Monday, June 22, 2020

Monday Musings - June 22, 2020

1. The month is passing quickly. Today is the fourth Monday of June and is the 174th day of the year. There are 192 days remaining. July begins next week. 

Looking to the 8th Green
Timbers at Troy, Ellicott City, MD
June 20, 2020
2. I enjoyed a slightly thunderstorm-shortened round of golf on Saturday. It was good to get out on the course. Thanks to Jeremy for this great Father's Day present. 

Fledgling Robins
Elkridge, MD
June 17, 2020
3. The coronavirus is making a resurgence in some southern states. It is affecting my early-summer travel plans. I may be delaying my planned trip to Florida until the numbers begin to decline.

4. The robins in the nest on our porch continue to grow. I am hoping that they will be flying the nest soon. 

5. For Father's Day my entire family gathered to celebrate. We had a great time and the pool was open and busy. There was one dog that seemed to enjoy the pool more than the boys.

6. I was encouraged to see how many people in Tulsa took the coronavirus seriously and chose not to attend the rally held there over the weekend. Perhaps common sense won out over political fervor? 

7. Interesting article: History will Judge the Complicit in The Atlantic. Warning--it is a long article and not a quick read, but extremely thought provoking. 

8. Today is the second full day of Summer! Bring on the heat, sun, and surf!

9. Today in History. On June 22, 1944, U.S. President Franklin D. Roosevelt signs the G.I. Bill, an unprecedented act of legislation designed to compensate returning members of the armed services–known as G.I.s–for their efforts in World War II.
As the last of its sweeping New Deal reforms, Roosevelt’s administration created the G.I. Bill–officially the Servicemen’s Readjustment Act of 1944–hoping to avoid a relapse into the Great Depression after the war ended. FDR particularly wanted to prevent a repeat of the Bonus March of 1932, when 20,000 unemployed veterans and their families flocked in protest to Washington. The American Legion, a veteran’s organization, successfully fought for many of the provisions included in the bill, which gave returning servicemen access to unemployment compensation, low-interest home and business loans, and–most importantly–funding for education.

The Virus Is Still Winning. Sports May Have to Wait. - The Wall Street Journal

Escape to the Country: Why City Living Is Losing Its Appeal During the Pandemic - The Wall Street Journal

The President’s Shock at the Rows of Empty Seats in TulsaThe President’s Shock at the Rows of Empty Seats in Tulsa - The New York Times

Stabbing at U.K. Park Is Declared a ‘Terrorist Incident’ - The New York Times

U.S. prosecutor’s ouster thrusts SEC chairman into spotlight - Reuters

Germany's coronavirus reproduction rate jumps, indicating rising contagion - Reuters

Teacher arrested at Trump rally plans to fight charge - The Washington Post

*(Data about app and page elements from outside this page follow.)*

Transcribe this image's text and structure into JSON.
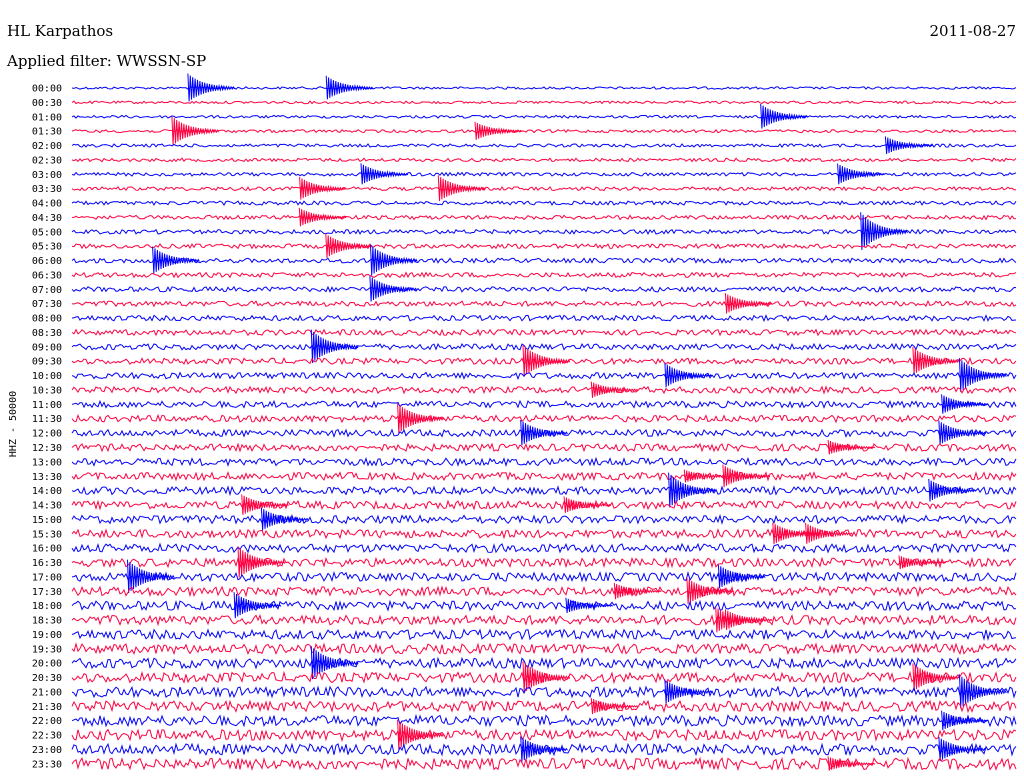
{
  "header": {
    "station": "HL Karpathos",
    "date": "2011-08-27",
    "filter": "Applied filter: WWSSN-SP"
  },
  "axis": {
    "channel_label": "HHZ - 50000"
  },
  "traces": {
    "labels": [
      "00:00",
      "00:30",
      "01:00",
      "01:30",
      "02:00",
      "02:30",
      "03:00",
      "03:30",
      "04:00",
      "04:30",
      "05:00",
      "05:30",
      "06:00",
      "06:30",
      "07:00",
      "07:30",
      "08:00",
      "08:30",
      "09:00",
      "09:30",
      "10:00",
      "10:30",
      "11:00",
      "11:30",
      "12:00",
      "12:30",
      "13:00",
      "13:30",
      "14:00",
      "14:30",
      "15:00",
      "15:30",
      "16:00",
      "16:30",
      "17:00",
      "17:30",
      "18:00",
      "18:30",
      "19:00",
      "19:30",
      "20:00",
      "20:30",
      "21:00",
      "21:30",
      "22:00",
      "22:30",
      "23:00",
      "23:30"
    ],
    "colors": [
      "#0000ff",
      "#ff0040"
    ]
  }
}
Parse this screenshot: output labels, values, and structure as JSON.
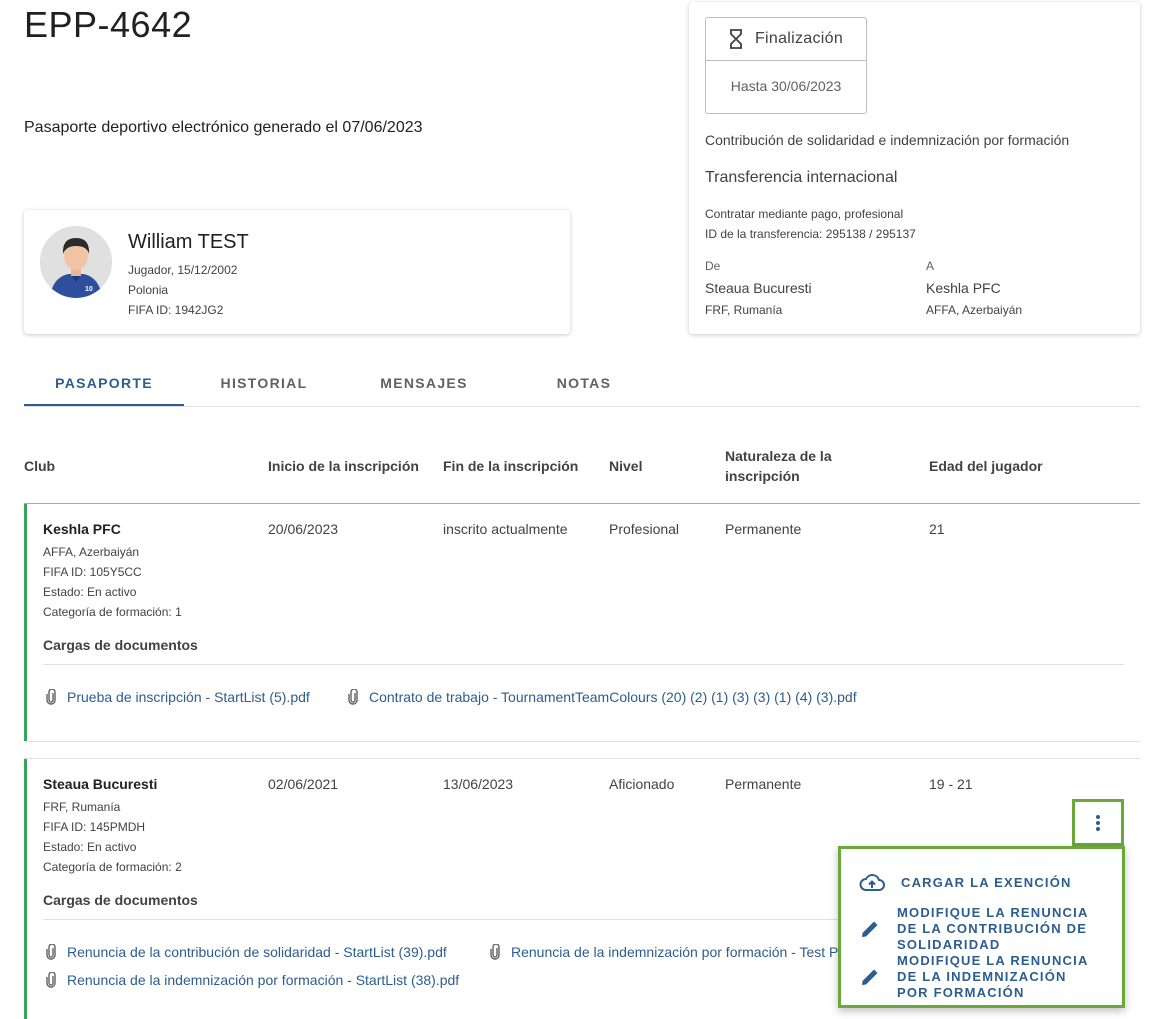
{
  "header": {
    "title": "EPP-4642",
    "subtitle": "Pasaporte deportivo electrónico generado el 07/06/2023"
  },
  "player": {
    "name": "William TEST",
    "role_dob": "Jugador, 15/12/2002",
    "country": "Polonia",
    "fifa_id": "FIFA ID: 1942JG2",
    "jersey_number": "10"
  },
  "transfer": {
    "status_label": "Finalización",
    "status_date": "Hasta 30/06/2023",
    "contribution": "Contribución de solidaridad e indemnización por formación",
    "type": "Transferencia internacional",
    "contract": "Contratar mediante pago, profesional",
    "transfer_id": "ID de la transferencia: 295138 / 295137",
    "from_label": "De",
    "from_club": "Steaua Bucuresti",
    "from_assoc": "FRF, Rumanía",
    "to_label": "A",
    "to_club": "Keshla PFC",
    "to_assoc": "AFFA, Azerbaiyán"
  },
  "tabs": [
    "PASAPORTE",
    "HISTORIAL",
    "MENSAJES",
    "NOTAS"
  ],
  "table": {
    "headers": {
      "club": "Club",
      "start": "Inicio de la inscripción",
      "end": "Fin de la inscripción",
      "level": "Nivel",
      "nature_1": "Naturaleza de la",
      "nature_2": "inscripción",
      "age": "Edad del jugador"
    },
    "rows": [
      {
        "club": "Keshla PFC",
        "assoc": "AFFA, Azerbaiyán",
        "fifa_id": "FIFA ID: 105Y5CC",
        "status": "Estado: En activo",
        "category": "Categoría de formación: 1",
        "start": "20/06/2023",
        "end": "inscrito actualmente",
        "level": "Profesional",
        "nature": "Permanente",
        "age": "21",
        "docs_title": "Cargas de documentos",
        "docs": [
          "Prueba de inscripción - StartList (5).pdf",
          "Contrato de trabajo - TournamentTeamColours (20) (2) (1) (3) (3) (1) (4) (3).pdf"
        ]
      },
      {
        "club": "Steaua Bucuresti",
        "assoc": "FRF, Rumanía",
        "fifa_id": "FIFA ID: 145PMDH",
        "status": "Estado: En activo",
        "category": "Categoría de formación: 2",
        "start": "02/06/2021",
        "end": "13/06/2023",
        "level": "Aficionado",
        "nature": "Permanente",
        "age": "19 - 21",
        "docs_title": "Cargas de documentos",
        "docs": [
          "Renuncia de la contribución de solidaridad - StartList (39).pdf",
          "Renuncia de la indemnización por formación - Test P",
          "Renuncia de la indemnización por formación - StartList (38).pdf"
        ]
      }
    ]
  },
  "menu": {
    "items": [
      {
        "label": "CARGAR LA EXENCIÓN",
        "icon": "cloud-upload-icon"
      },
      {
        "label_lines": [
          "MODIFIQUE LA RENUNCIA",
          "DE LA CONTRIBUCIÓN DE",
          "SOLIDARIDAD"
        ],
        "icon": "pencil-icon"
      },
      {
        "label_lines": [
          "MODIFIQUE LA RENUNCIA",
          "DE LA INDEMNIZACIÓN",
          "POR FORMACIÓN"
        ],
        "icon": "pencil-icon"
      }
    ]
  },
  "colors": {
    "accent": "#2c5d8f",
    "row_border": "#3aa35c",
    "highlight": "#6aa83a"
  }
}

Kamala Harris' record makes her 'too comfortable' a VP pick for Biden: GOP pollster - Fox News

Noose found in Bubba Wallace’s Talladega stall, NASCAR investigates - Fox News

Ronald Reagan Quote for the Week

The days of our childhood forecast our lives, as poets and philosophers long have told us. "The childhood shows the man as morning shows the day," John Milton wrote. "Train up a child in the way he should go: and when he is old, he will not depart from it," Solomon tells us. Clearly, the future is in the care of our parents. Such is the responsibility, promise and hope of fatherhood. Such is the gift that our fathers give us. 
Our fathers bear an awesome responsibility-one that they shoulder willingly and fulfill with a love that asks no recompense. By turns both gentle and firm, our fathers guide us along the path from infancy to adulthood. We embody their joy, pain and sacrifice, and inherit memories more cherished than any possession. 
On Father's Day each year, we express formally a love and gratitude whose roots go deeper than conscious memory can recite. It is only fitting that we have this special day to pay tribute to those men-our natural fathers, adoptive fathers and foster fathers-who deserve our deepest respect and devotion. It is equally fitting, as we recall the ancient and loving command to honor our fathers, that we resolve to do so by becoming ourselves parents and citizens who are worthy of honor.

-- Proclamation 4845, May 20, 1981

-- Bob Doan, Elkridge, MD

No comments:

My Zimbio
Top Stories